The area-time product (ATP) is the projected area of an object as viewed along its orbital flight path, multiplied by the time the object spends in orbit. The risk of collision increases with ATP. The Figure below shows the results of an analysis of the collision ATP and hypervelocity impacts with components of several deorbit methods following end of mission. The collision ATP for deorbit methods are shown as horizontal bars in order of decreasing threat of creating many new, large debris objects by “high-energy” collisions.
Area-time product summary comparison
The results of the analysis indicate that a rigidizable space inflatable sphere has the highest risk of creating debris by high-energy collisions with other objects. A rigidizable space inflatable sphere has an areal density high enough that if it were to collide with a satellite, the impact would generate a high enough energy to mass ratio that the satellite would be destroyed, yielding many large debris fragments. Impact with booms would have a high enough linear density to maintain their integrity, but said linear density would result in generation of enough energy to destroy a colliding satellite.
The next highest risk is using residual propellant to lower the orbit to an altitude from which it will decay in 25 years. A lone spacecraft takes several centuries to deorbit, and all its collisions are high-energy because all collisions are with the hard body (spacecraft).
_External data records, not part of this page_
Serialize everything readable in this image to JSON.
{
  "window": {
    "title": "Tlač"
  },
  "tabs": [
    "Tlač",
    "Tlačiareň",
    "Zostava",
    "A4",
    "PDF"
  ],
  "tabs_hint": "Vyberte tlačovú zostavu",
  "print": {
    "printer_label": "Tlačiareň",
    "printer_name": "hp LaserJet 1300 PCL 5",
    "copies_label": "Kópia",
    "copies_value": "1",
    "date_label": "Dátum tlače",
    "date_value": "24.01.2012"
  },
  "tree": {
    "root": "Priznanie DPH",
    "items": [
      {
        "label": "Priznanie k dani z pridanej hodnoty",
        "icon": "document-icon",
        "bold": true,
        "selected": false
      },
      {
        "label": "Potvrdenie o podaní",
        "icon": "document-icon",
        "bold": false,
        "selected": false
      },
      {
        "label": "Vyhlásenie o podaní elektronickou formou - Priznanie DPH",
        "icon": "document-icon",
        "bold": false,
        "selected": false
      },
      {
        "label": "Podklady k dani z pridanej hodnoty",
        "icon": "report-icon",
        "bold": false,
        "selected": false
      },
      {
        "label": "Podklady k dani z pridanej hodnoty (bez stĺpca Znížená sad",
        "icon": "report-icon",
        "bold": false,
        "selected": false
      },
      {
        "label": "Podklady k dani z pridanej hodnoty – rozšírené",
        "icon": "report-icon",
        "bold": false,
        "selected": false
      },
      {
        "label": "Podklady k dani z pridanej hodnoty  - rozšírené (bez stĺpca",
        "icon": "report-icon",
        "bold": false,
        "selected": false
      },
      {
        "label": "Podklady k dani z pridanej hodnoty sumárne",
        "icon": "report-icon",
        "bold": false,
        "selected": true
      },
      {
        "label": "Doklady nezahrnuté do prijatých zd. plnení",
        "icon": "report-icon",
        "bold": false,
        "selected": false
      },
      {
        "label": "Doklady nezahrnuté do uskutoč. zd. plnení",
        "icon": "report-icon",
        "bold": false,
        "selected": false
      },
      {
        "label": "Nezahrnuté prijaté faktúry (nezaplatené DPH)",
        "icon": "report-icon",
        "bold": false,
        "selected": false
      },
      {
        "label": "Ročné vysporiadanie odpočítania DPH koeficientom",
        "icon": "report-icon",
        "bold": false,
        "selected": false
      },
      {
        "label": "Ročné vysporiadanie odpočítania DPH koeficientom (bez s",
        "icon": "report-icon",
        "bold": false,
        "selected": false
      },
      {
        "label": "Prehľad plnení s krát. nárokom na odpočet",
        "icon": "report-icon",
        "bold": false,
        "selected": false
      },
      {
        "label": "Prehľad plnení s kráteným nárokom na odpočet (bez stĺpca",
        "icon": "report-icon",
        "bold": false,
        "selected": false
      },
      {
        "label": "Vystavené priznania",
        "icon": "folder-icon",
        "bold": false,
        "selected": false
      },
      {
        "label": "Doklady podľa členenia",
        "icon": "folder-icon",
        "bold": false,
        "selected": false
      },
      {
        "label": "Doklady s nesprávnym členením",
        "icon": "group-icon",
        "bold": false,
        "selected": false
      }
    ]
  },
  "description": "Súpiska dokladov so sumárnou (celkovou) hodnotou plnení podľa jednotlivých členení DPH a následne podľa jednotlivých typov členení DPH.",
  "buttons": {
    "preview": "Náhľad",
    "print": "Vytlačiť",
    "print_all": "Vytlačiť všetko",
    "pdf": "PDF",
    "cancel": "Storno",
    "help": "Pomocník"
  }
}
De-orbiting via a propulsion system would reduce deorbiting time such that the integrated area time product is negligible. This leads to the lowest risk of collision with debris. However, this approach is expensive in terms of fuel consumption and addition of mass, taking away from the mass allowance allocated to mission-specific hardware.
Electromagnetic tether, gravity gradient tape, and inflated maintained ultrathin envelope deorbit methods have the lowest risk, besides immediate propulsive deorbit, of creating new, large debris due to their small ATP for high-energy collisions. However, tethers and tapes have a very high risk of disabling operating spacecraft due to their large ATP for low-energy collisions.
At the same time, booms, tethers and other extended object drag-generating systems themselves can be damaged by collisions. The longer and thinner the structure, the higher the chance of damage, especially given the number of possible impacts in LEO by small meteoroid and orbital debris (MOD) particles. This number is estimated at 200 impacts per square meter per year, according to the NASA Orbital Debris Environment Model 2000, for an 833 km altitude, 98.2 degree inclination orbit (see reference 10 in Nock and Aaron 2013). The likelihood of impact is minimized by the use of shorter booms and multistrand tethers.
Thin film balloons are also more likely to undergo damage from collision with smaller objects such as meteoroids; however, the number of holes generated will not lead to a high amount of gas leakage, and smaller particles will generate craters in the film rather than outright holes.
Other than immediate propulsive deorbit, ultrathin inflation-maintained drag envelopes such as GOLD pose the lowest risk of disabling nonmaneuverable operational spacecraft, and they also have the lowest risk of creating new debris during the short deorbit period. The table below shows a comparison of de-orbit methods for different attributes.
Comparison of De-orbit Methods